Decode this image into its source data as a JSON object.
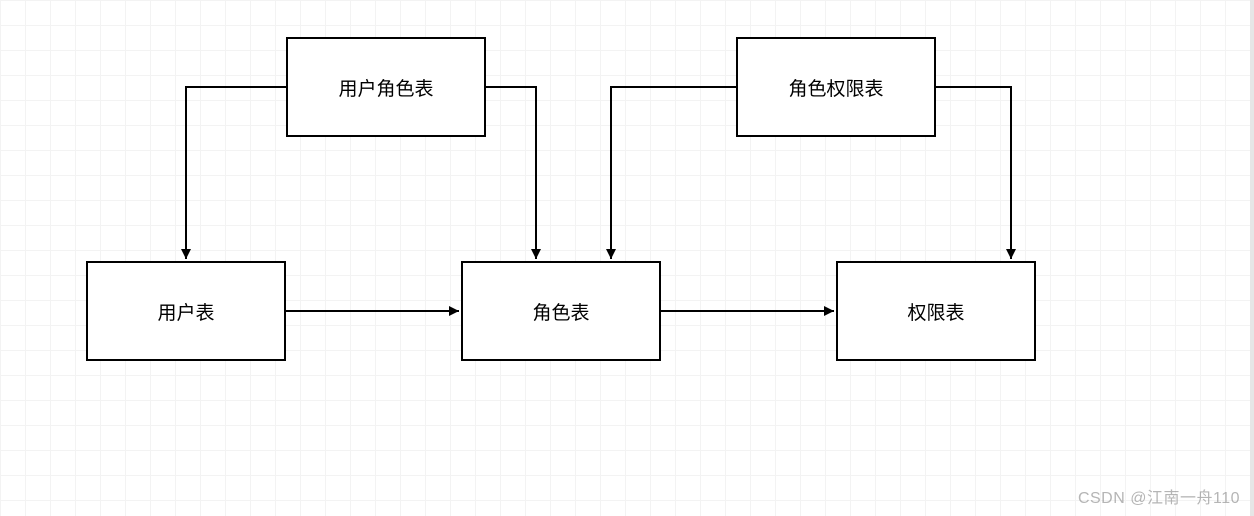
{
  "diagram": {
    "nodes": {
      "user_role_table": {
        "label": "用户角色表"
      },
      "role_permission_table": {
        "label": "角色权限表"
      },
      "user_table": {
        "label": "用户表"
      },
      "role_table": {
        "label": "角色表"
      },
      "permission_table": {
        "label": "权限表"
      }
    },
    "edges": [
      {
        "from": "user_role_table",
        "to": "user_table"
      },
      {
        "from": "user_role_table",
        "to": "role_table"
      },
      {
        "from": "role_permission_table",
        "to": "role_table"
      },
      {
        "from": "role_permission_table",
        "to": "permission_table"
      },
      {
        "from": "user_table",
        "to": "role_table"
      },
      {
        "from": "role_table",
        "to": "permission_table"
      }
    ]
  },
  "watermark": "CSDN @江南一舟110"
}
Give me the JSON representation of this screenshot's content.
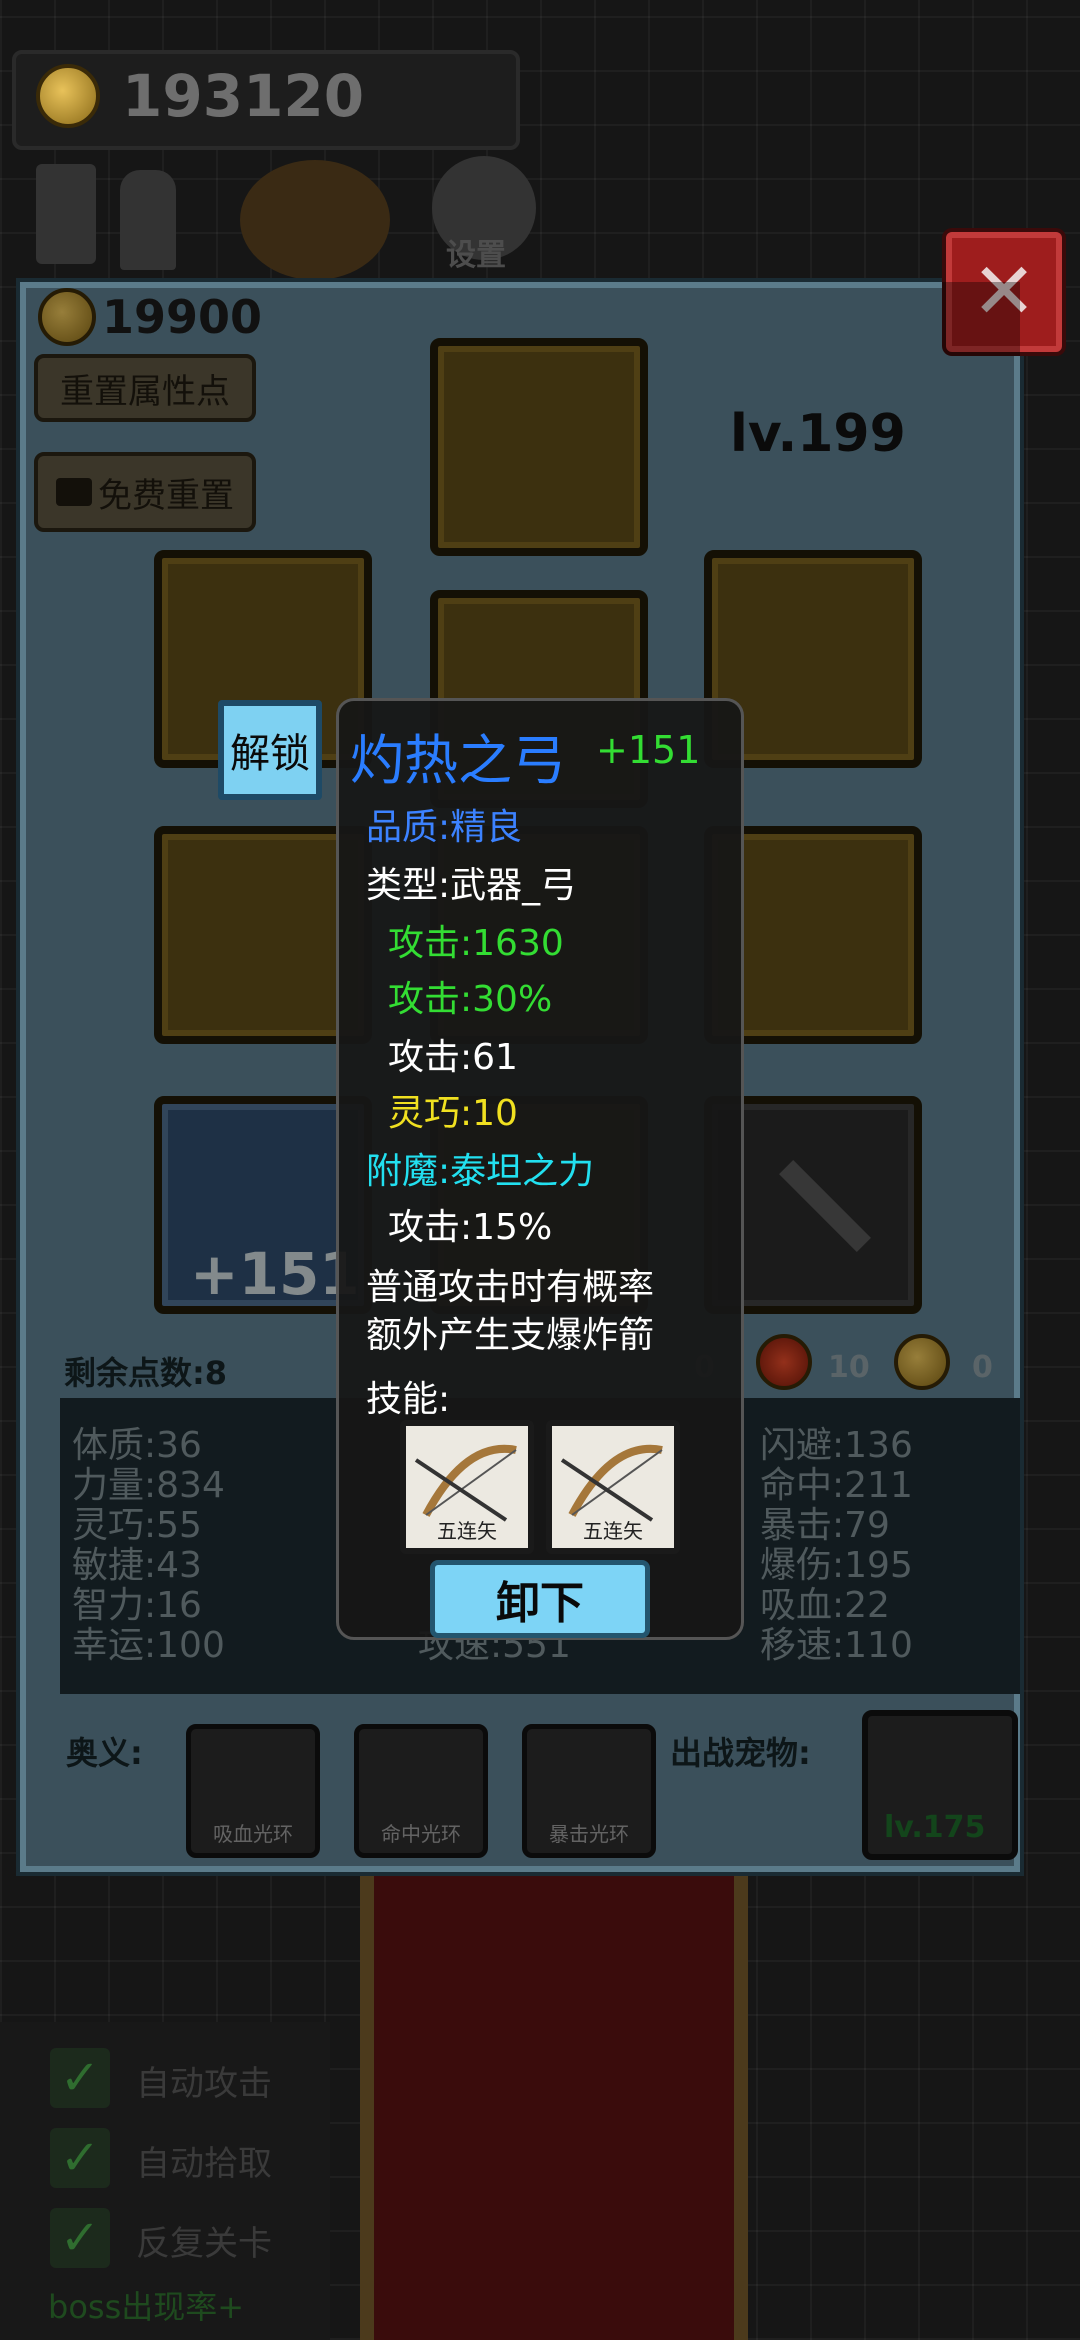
{
  "top": {
    "gold": "193120",
    "settings_label": "设置"
  },
  "panel": {
    "coins": "19900",
    "reset_points_button": "重置属性点",
    "free_reset_button": "免费重置",
    "level": "lv.199",
    "weapon_plus": "+151",
    "remaining_points": "剩余点数:8",
    "counters": [
      "0",
      "10",
      "0"
    ],
    "stats_left": [
      "体质:36",
      "力量:834",
      "灵巧:55",
      "敏捷:43",
      "智力:16",
      "幸运:100"
    ],
    "stats_mid_bottom": "攻速:551",
    "stats_right": [
      "闪避:136",
      "命中:211",
      "暴击:79",
      "爆伤:195",
      "吸血:22",
      "移速:110"
    ],
    "mystery_label": "奥义:",
    "auras": [
      "吸血光环",
      "命中光环",
      "暴击光环"
    ],
    "pet_label": "出战宠物:",
    "pet_level": "lv.175"
  },
  "tooltip": {
    "unlock_button": "解锁",
    "name": "灼热之弓",
    "plus": "+151",
    "quality": "品质:精良",
    "type": "类型:武器_弓",
    "lines": [
      {
        "text": "攻击:1630",
        "color": "#33dd33"
      },
      {
        "text": "攻击:30%",
        "color": "#33dd33"
      },
      {
        "text": "攻击:61",
        "color": "#ffffff"
      },
      {
        "text": "灵巧:10",
        "color": "#f0e020"
      }
    ],
    "enchant": "附魔:泰坦之力",
    "enchant_effect": "攻击:15%",
    "desc1": "普通攻击时有概率",
    "desc2": "额外产生支爆炸箭",
    "skill_label": "技能:",
    "skills": [
      "五连矢",
      "五连矢"
    ],
    "unload_button": "卸下"
  },
  "options": {
    "items": [
      "自动攻击",
      "自动拾取",
      "反复关卡"
    ],
    "boss_text": "boss出现率+"
  },
  "colors": {
    "name_blue": "#2a7dff",
    "quality_blue": "#3c82ff",
    "enchant_cyan": "#22e0f0",
    "green": "#33dd33"
  }
}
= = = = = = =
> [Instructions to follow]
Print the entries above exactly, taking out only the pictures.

> [Expected answer]
Decode this image into its source data as a JSON object.
{
  "diagram": {
    "nodes": {
      "user_role_table": {
        "label": "用户角色表"
      },
      "role_permission_table": {
        "label": "角色权限表"
      },
      "user_table": {
        "label": "用户表"
      },
      "role_table": {
        "label": "角色表"
      },
      "permission_table": {
        "label": "权限表"
      }
    },
    "edges": [
      {
        "from": "user_role_table",
        "to": "user_table"
      },
      {
        "from": "user_role_table",
        "to": "role_table"
      },
      {
        "from": "role_permission_table",
        "to": "role_table"
      },
      {
        "from": "role_permission_table",
        "to": "permission_table"
      },
      {
        "from": "user_table",
        "to": "role_table"
      },
      {
        "from": "role_table",
        "to": "permission_table"
      }
    ]
  },
  "watermark": "CSDN @江南一舟110"
}
Give me the JSON representation of this screenshot's content.
{
  "top": {
    "gold": "193120",
    "settings_label": "设置"
  },
  "panel": {
    "coins": "19900",
    "reset_points_button": "重置属性点",
    "free_reset_button": "免费重置",
    "level": "lv.199",
    "weapon_plus": "+151",
    "remaining_points": "剩余点数:8",
    "counters": [
      "0",
      "10",
      "0"
    ],
    "stats_left": [
      "体质:36",
      "力量:834",
      "灵巧:55",
      "敏捷:43",
      "智力:16",
      "幸运:100"
    ],
    "stats_mid_bottom": "攻速:551",
    "stats_right": [
      "闪避:136",
      "命中:211",
      "暴击:79",
      "爆伤:195",
      "吸血:22",
      "移速:110"
    ],
    "mystery_label": "奥义:",
    "auras": [
      "吸血光环",
      "命中光环",
      "暴击光环"
    ],
    "pet_label": "出战宠物:",
    "pet_level": "lv.175"
  },
  "tooltip": {
    "unlock_button": "解锁",
    "name": "灼热之弓",
    "plus": "+151",
    "quality": "品质:精良",
    "type": "类型:武器_弓",
    "lines": [
      {
        "text": "攻击:1630",
        "color": "#33dd33"
      },
      {
        "text": "攻击:30%",
        "color": "#33dd33"
      },
      {
        "text": "攻击:61",
        "color": "#ffffff"
      },
      {
        "text": "灵巧:10",
        "color": "#f0e020"
      }
    ],
    "enchant": "附魔:泰坦之力",
    "enchant_effect": "攻击:15%",
    "desc1": "普通攻击时有概率",
    "desc2": "额外产生支爆炸箭",
    "skill_label": "技能:",
    "skills": [
      "五连矢",
      "五连矢"
    ],
    "unload_button": "卸下"
  },
  "options": {
    "items": [
      "自动攻击",
      "自动拾取",
      "反复关卡"
    ],
    "boss_text": "boss出现率+"
  },
  "colors": {
    "name_blue": "#2a7dff",
    "quality_blue": "#3c82ff",
    "enchant_cyan": "#22e0f0",
    "green": "#33dd33"
  }
}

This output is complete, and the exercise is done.